WASHINGTON Jan 28 U.S. President Barack Obama
unveiled new measures on Tuesday to address climate change that
aim to promote the country's abundant shale gas and oil
resources while balancing concerns about their impact on the
In his fifth State of the Union address, Obama highlighted
several new and existing measures to expand clean energy
production, chiefly by using executive powers that are not
dependent on action by a divided Congress.
One subject not on the agenda in Tuesday's speech was the
proposed Keystone XL crude oil pipeline from Canada to the Gulf
of Mexico, which is still awaiting a decision from the
Among the proposals cited by Obama, among a series of
measures not needing Congressional action, was a plan for new
incentives to encourage the country's fleet of medium and heavy
duty trucks to run on natural gas and alternative fuels.
Those incentives will complement new fuel efficiency
standards that the Environmental Protection Agency and
Department of Transportation will issue later this year for
heavy duty trucks, the White House said.
The president also said he wants to boost the use of natural
gas in transportation and industry but also said his
administration was working to develop new environmental
standards for oil and gas drilling on public lands, and to
reduce emissions of methane, a potent greenhouse gas.
Obama also said the EPA will continue to work with states
and cities to develop new carbon pollution standards for the
country's power plants - the largest domestic source of
greenhouse gas emissions.
New emissions standards for the country's existing power
plants were the centerpiece of Obama's Climate Action Plan,
unveiled in June as a blueprint to carry out the climate goals
outlined in last year's State of the Union speech.
Obama's speech aimed to strike a balance between his
administration's climate goals and championing the benefits
created by one of the biggest oil and gas booms in the history
of the United States.
In November, the United States - the world's largest oil

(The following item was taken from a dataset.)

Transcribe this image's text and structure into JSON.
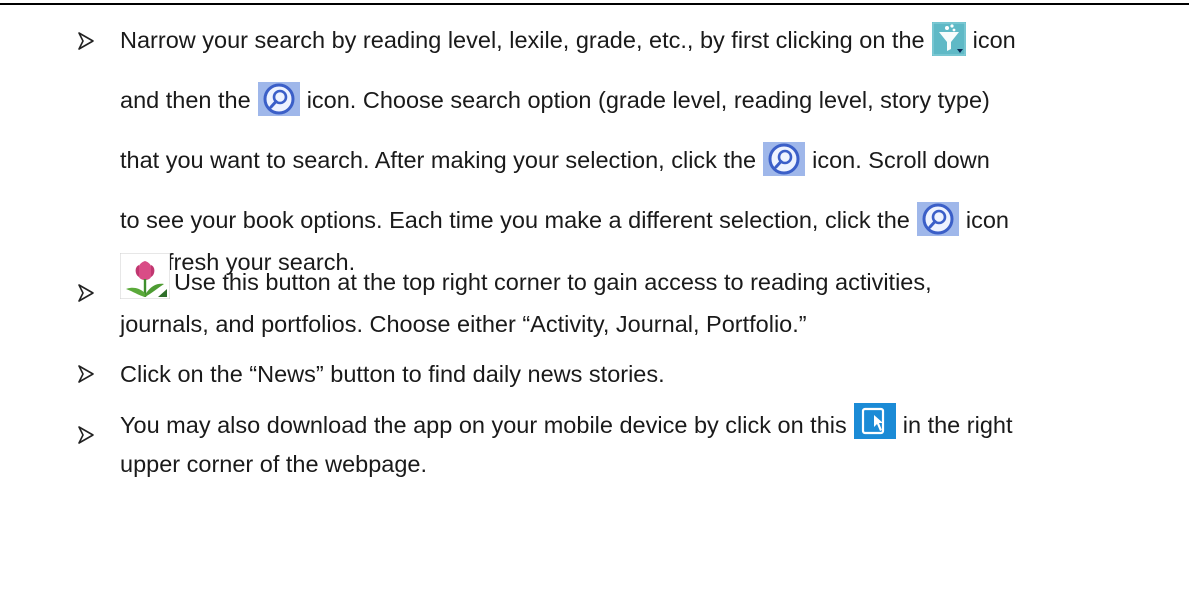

consumer - reached an important milestone when its production of
crude oil outpaced imports for the first time in two decades.
The shale oil revolution reversed declining output and gave
fresh momentum to the oil industry in states such as North
Dakota and Texas.
(Reporting by Valerie Volcovici; Editing by Ros Krasny and Jim